As a health care provider, when assisting someone who has HPA Axis stress response exhaustion, utilizing these adaptogenic herbs are the best and most efficient way to reduce and even assist in reversing stress response exhaustion, otherwise irreversible health damage could occur. When taken properly, these herbs have no side effects, and are easily taken throughout the day. Educating patients is very important in which taking these herbs daily can greatly reduce the risk of stress response exhaustion; preventive care is always important. These adaptogenic herbs can greatly increase the quality of life for those who experience many daily stressors.


-Alison Zahn MLS, PBCHS



Alschuler, L. (2016, October 31). The HPA Axis. Retrieved from

 Bhargava, K. P., & Singh, N. (2013). Anti-stress activity of Ocimum sanctum Linn. Indian Journal of Medical Research, 137(3), 443–451. Retrieved from

 Hoffmann, D. (2003). Medical herbalism: The science and practice of herbal medicine. Rochester, VT: Healing Arts Press.

 Kim D. H. (2012). Chemical Diversity of Panax ginseng, Panax quinquifolium, and Panax notoginseng. Journal of ginseng research, 36(1), 1–15. doi:10.5142/jgr.2012.36.1.1

 Liao, L. Y., He, Y. F., Li, L., Meng, H., Dong, Y. M., Yi, F., & Xiao, P. G. (2018). A preliminary review of studies on adaptogens: comparison of their bioactivity in TCM with that of ginseng-like herbs used worldwide. Chinese medicine, 13, 57. doi:10.1186/s13020-018-0214-9

 Owens, S. A., Helms, S. W., Rudolph, K. D., Hastings, P. D., Nock, M. K., & Prinstein, M. J. (2019). Interpersonal Stress Severity Longitudinally Predicts Adolescent Girls’ Depressive Symptoms: the Moderating Role of Subjective and HPA Axis Stress Responses. Journal of Abnormal Child Psychology, 47(5), 895–905.

 Panossian, A., & Wikman, G. (2010). Effects of Adaptogens on the Central Nervous System and the Molecular Mechanisms Associated with Their Stress-Protective Activity. Pharmaceuticals (Basel, Switzerland), 3(1), 188–224. doi:10.3390/ph3010188

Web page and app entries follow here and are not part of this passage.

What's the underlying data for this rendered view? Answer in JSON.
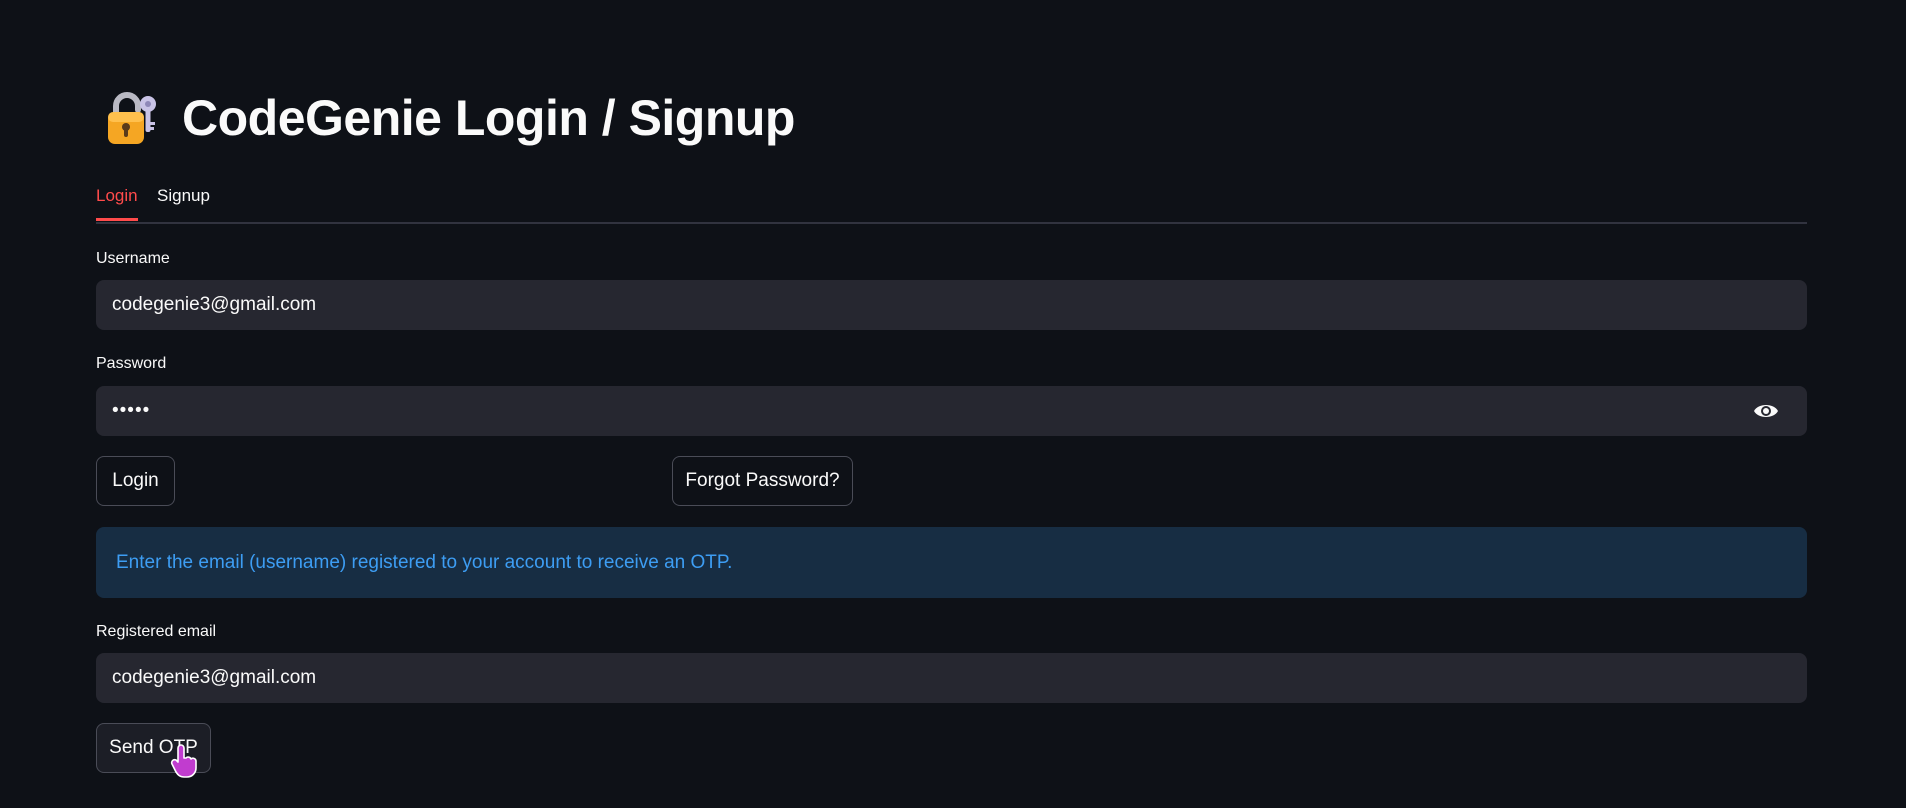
{
  "header": {
    "title": "CodeGenie Login / Signup",
    "icon": "lock-with-key-icon"
  },
  "tabs": [
    {
      "label": "Login",
      "active": true
    },
    {
      "label": "Signup",
      "active": false
    }
  ],
  "login": {
    "username_label": "Username",
    "username_value": "codegenie3@gmail.com",
    "password_label": "Password",
    "password_value": "•••••",
    "login_button": "Login",
    "forgot_button": "Forgot Password?"
  },
  "forgot": {
    "info_text": "Enter the email (username) registered to your account to receive an OTP.",
    "email_label": "Registered email",
    "email_value": "codegenie3@gmail.com",
    "send_button": "Send OTP"
  },
  "colors": {
    "background": "#0e1117",
    "accent": "#ff4b4b",
    "input_bg": "#262730",
    "info_bg": "#172d43",
    "info_text": "#3d9df3"
  }
}
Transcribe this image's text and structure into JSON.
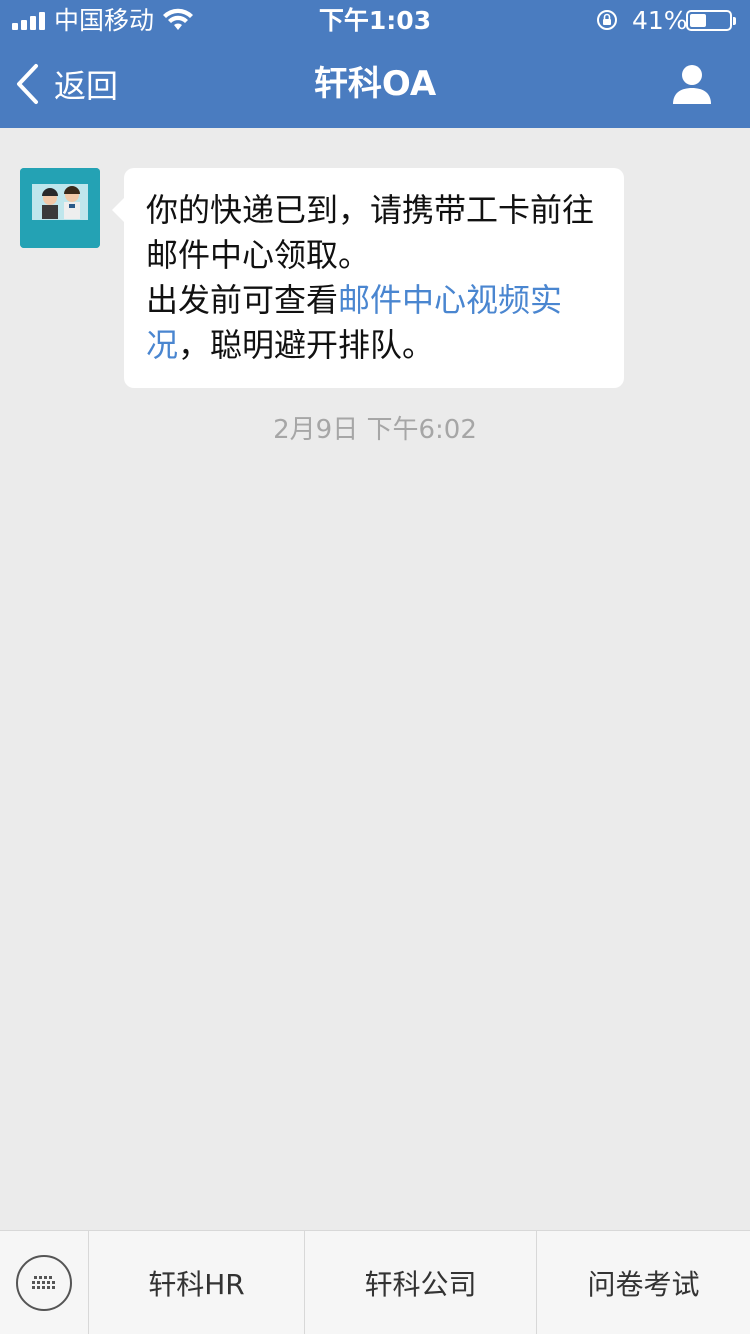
{
  "status_bar": {
    "carrier": "中国移动",
    "time": "下午1:03",
    "battery_percent_label": "41%",
    "battery_level": 0.41
  },
  "nav": {
    "back_label": "返回",
    "title": "轩科OA"
  },
  "message": {
    "line1": "你的快递已到，请携带工卡前往邮件中心领取。",
    "line2_prefix": "出发前可查看",
    "link_text": "邮件中心视频实况",
    "line2_suffix": "，聪明避开排队。",
    "timestamp": "2月9日 下午6:02"
  },
  "bottom_menu": {
    "items": [
      {
        "label": "轩科HR"
      },
      {
        "label": "轩科公司"
      },
      {
        "label": "问卷考试"
      }
    ]
  },
  "colors": {
    "header": "#4a7cc0",
    "background": "#ebebeb",
    "link": "#4a86d0"
  },
  "icons": [
    "signal-icon",
    "wifi-icon",
    "rotation-lock-icon",
    "battery-icon",
    "back-chevron-icon",
    "profile-icon",
    "keyboard-icon"
  ]
}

 Smith, S. M., & Vale, W. W. (2006). The role of the hypothalamic-pituitary-adrenal axis in neuroendocrine responses to stress. Dialogues in clinical neuroscience, 8(4), 383–395.